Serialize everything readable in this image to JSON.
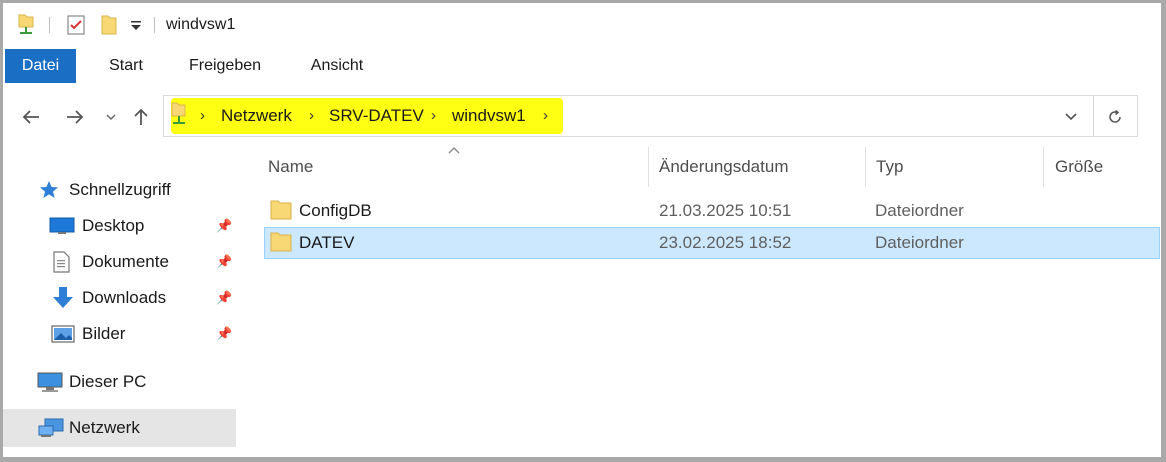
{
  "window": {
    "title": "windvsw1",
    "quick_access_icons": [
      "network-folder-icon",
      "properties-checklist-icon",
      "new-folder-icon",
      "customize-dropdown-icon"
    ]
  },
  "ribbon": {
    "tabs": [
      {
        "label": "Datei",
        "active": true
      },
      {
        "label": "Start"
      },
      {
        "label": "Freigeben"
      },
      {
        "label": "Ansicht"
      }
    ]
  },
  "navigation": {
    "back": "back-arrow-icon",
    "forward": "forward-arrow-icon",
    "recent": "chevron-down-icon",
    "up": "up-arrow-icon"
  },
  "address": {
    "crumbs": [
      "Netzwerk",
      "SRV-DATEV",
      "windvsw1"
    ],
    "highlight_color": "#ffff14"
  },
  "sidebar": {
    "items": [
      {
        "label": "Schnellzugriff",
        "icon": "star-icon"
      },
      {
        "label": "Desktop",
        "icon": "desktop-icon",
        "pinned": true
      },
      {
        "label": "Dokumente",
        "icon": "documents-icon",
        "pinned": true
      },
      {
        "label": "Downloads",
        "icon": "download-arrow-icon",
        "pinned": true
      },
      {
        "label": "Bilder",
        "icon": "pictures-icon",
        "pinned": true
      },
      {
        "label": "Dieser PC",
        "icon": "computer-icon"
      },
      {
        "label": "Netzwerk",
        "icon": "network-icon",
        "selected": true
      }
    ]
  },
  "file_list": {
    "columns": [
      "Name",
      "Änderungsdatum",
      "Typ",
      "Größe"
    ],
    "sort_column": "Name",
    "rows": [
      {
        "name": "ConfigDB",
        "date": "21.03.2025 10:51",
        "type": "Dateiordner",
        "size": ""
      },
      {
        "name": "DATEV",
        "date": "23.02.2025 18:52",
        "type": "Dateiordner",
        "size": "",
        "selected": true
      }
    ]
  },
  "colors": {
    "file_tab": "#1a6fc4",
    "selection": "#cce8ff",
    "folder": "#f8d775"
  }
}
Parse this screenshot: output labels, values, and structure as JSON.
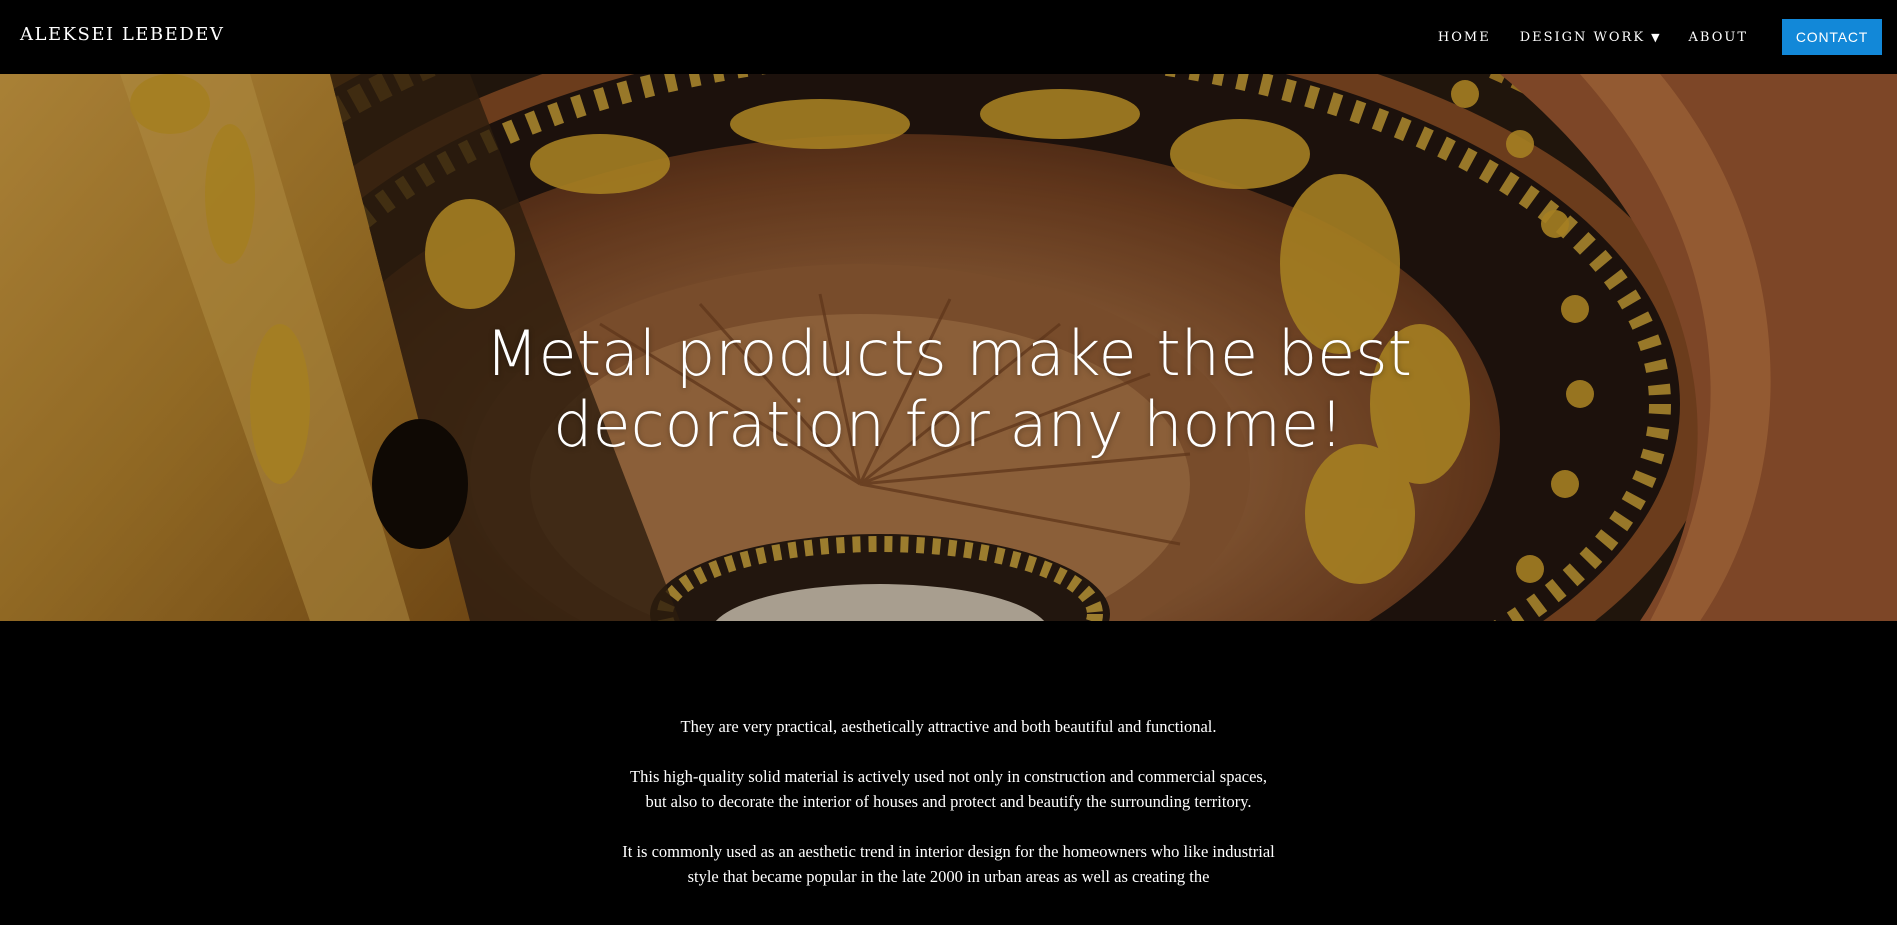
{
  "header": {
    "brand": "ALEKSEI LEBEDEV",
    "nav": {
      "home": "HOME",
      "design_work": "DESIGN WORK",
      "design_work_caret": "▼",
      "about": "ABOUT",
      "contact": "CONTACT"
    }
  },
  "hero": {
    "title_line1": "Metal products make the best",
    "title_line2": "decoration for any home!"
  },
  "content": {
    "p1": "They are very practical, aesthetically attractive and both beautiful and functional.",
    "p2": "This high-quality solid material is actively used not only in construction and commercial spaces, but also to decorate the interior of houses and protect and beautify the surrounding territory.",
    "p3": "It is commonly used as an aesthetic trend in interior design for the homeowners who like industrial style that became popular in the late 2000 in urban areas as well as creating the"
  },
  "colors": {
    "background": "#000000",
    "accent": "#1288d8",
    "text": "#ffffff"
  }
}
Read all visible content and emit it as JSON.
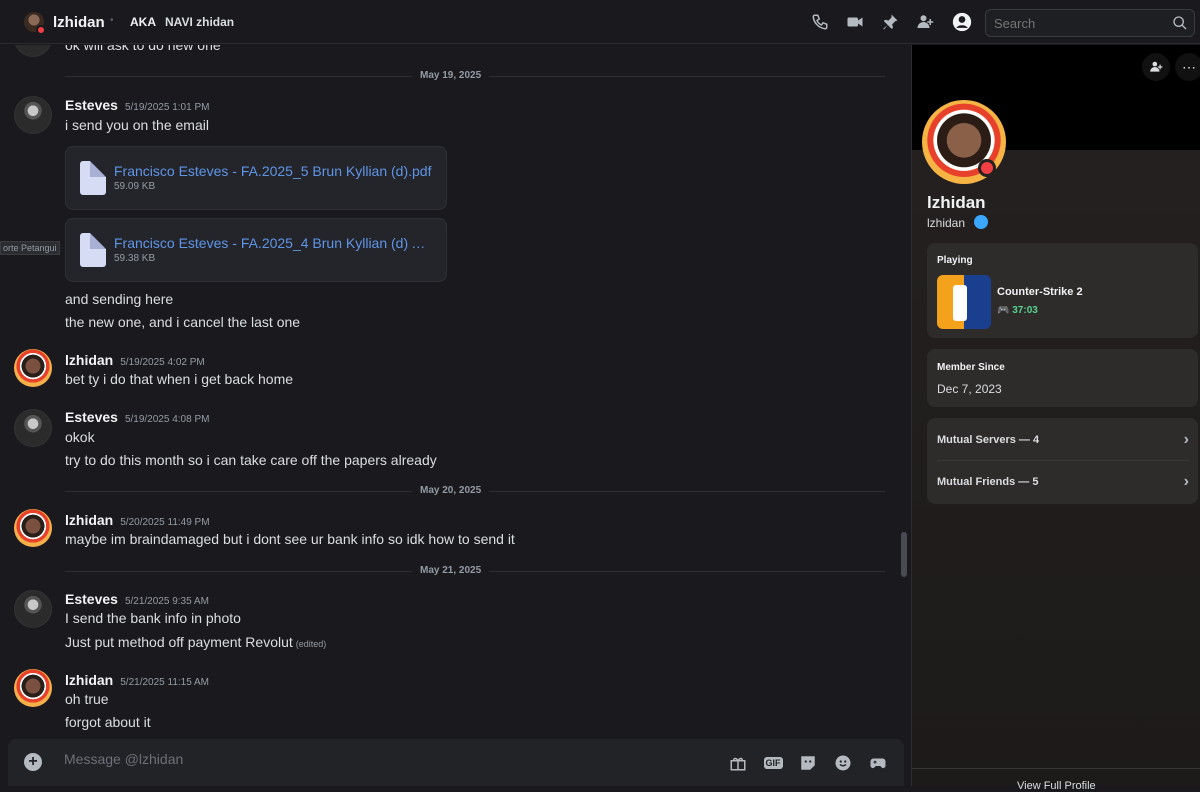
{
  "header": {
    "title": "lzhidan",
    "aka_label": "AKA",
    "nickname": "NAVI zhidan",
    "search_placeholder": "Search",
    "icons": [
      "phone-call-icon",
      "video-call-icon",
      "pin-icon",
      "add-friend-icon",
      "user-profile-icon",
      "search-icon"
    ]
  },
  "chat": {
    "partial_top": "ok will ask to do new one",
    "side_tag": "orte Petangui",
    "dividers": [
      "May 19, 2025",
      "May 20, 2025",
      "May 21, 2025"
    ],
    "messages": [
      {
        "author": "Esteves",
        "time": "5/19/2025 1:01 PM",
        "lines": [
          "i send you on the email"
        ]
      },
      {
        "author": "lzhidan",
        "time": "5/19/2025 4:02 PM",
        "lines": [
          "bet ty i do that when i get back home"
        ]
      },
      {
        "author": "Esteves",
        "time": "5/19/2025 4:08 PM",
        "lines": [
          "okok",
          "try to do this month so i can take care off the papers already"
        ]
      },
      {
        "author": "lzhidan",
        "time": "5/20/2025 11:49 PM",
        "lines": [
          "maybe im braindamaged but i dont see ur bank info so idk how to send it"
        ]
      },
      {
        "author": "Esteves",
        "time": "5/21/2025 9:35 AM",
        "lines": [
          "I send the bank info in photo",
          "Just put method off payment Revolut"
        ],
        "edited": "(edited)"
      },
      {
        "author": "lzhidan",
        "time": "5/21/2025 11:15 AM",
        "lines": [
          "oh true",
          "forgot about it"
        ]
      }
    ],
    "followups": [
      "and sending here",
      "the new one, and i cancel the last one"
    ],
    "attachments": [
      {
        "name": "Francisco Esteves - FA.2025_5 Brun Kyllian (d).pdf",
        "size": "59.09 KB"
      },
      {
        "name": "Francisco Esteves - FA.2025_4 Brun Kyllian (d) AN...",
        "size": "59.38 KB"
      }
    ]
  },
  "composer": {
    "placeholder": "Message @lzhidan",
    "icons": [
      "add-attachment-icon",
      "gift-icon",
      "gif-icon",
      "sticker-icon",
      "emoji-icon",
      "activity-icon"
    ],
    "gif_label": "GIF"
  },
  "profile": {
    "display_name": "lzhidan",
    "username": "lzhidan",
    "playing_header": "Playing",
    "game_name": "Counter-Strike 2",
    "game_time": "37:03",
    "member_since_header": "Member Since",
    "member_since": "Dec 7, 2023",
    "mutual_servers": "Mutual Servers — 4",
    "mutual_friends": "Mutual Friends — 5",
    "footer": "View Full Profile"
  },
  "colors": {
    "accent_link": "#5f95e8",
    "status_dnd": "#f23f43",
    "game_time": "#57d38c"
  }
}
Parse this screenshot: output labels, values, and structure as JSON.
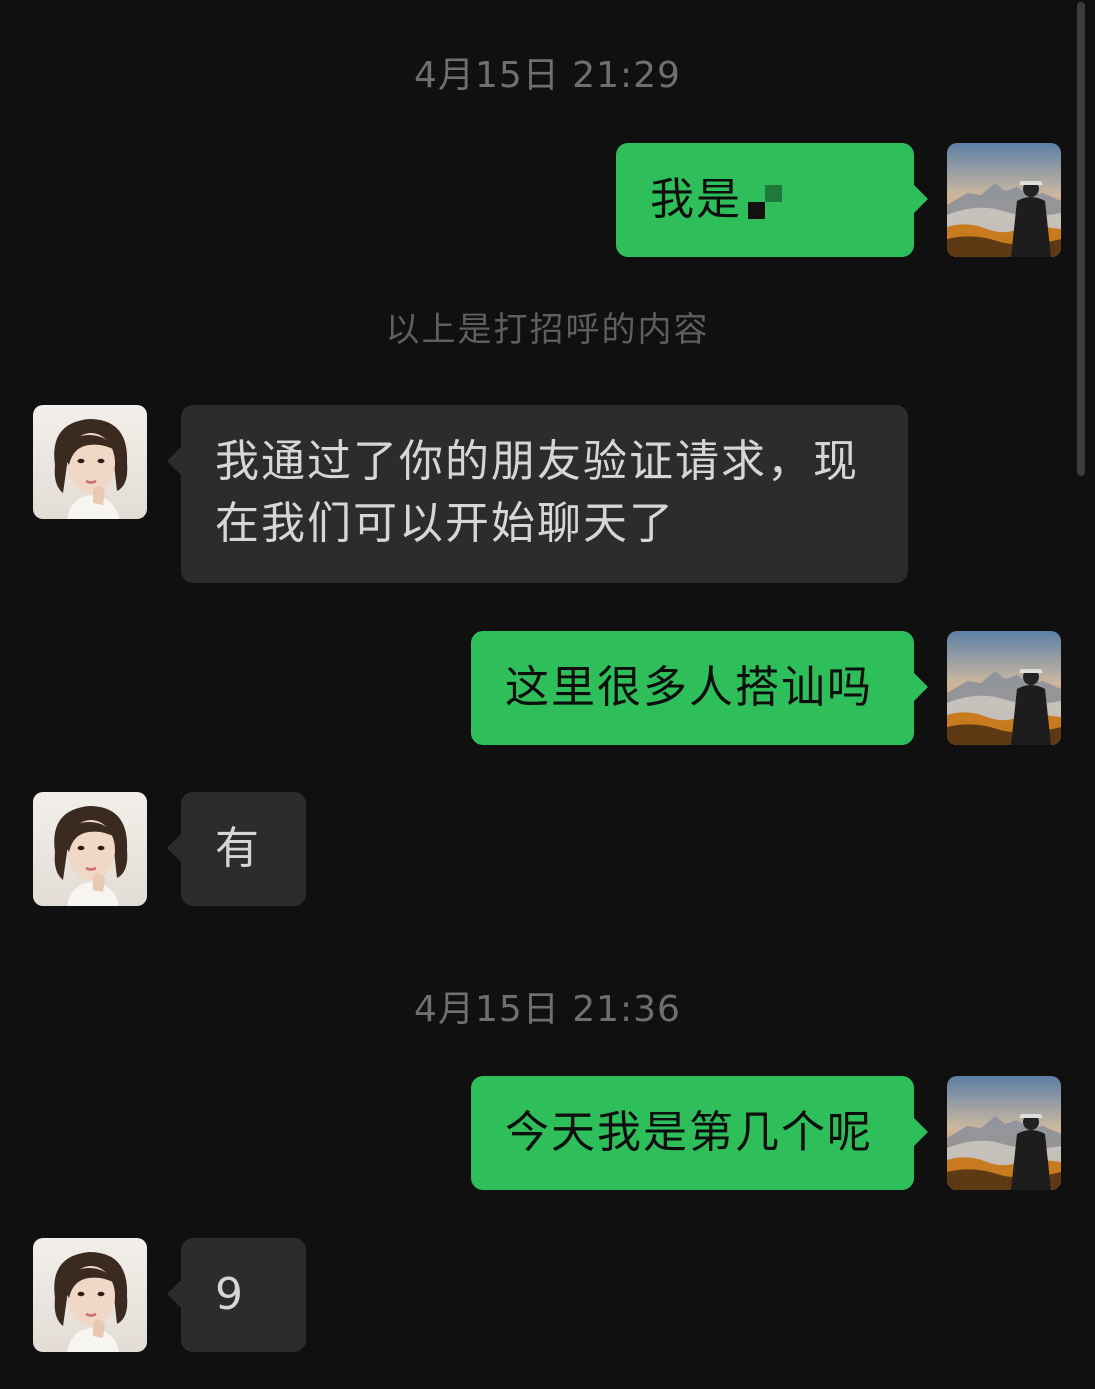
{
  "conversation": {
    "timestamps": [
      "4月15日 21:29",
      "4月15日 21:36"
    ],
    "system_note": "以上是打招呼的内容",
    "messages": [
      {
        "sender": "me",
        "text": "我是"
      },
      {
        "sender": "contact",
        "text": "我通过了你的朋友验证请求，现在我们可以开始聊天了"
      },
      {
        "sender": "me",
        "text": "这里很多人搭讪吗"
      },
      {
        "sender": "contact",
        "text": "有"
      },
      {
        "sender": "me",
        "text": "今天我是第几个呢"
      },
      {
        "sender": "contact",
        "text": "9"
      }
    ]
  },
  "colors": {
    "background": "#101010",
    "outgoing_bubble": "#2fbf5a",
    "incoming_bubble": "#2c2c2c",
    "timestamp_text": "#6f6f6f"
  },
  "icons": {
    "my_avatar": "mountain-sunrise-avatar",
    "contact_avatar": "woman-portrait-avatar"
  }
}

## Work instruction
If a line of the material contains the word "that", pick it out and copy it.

## Completed exercise
    "p3": "It is commonly used as an aesthetic trend in interior design for the homeowners who like industrial style that became popular in the late 2000 in urban areas as well as creating the"
          "bet ty i do that when i get back home"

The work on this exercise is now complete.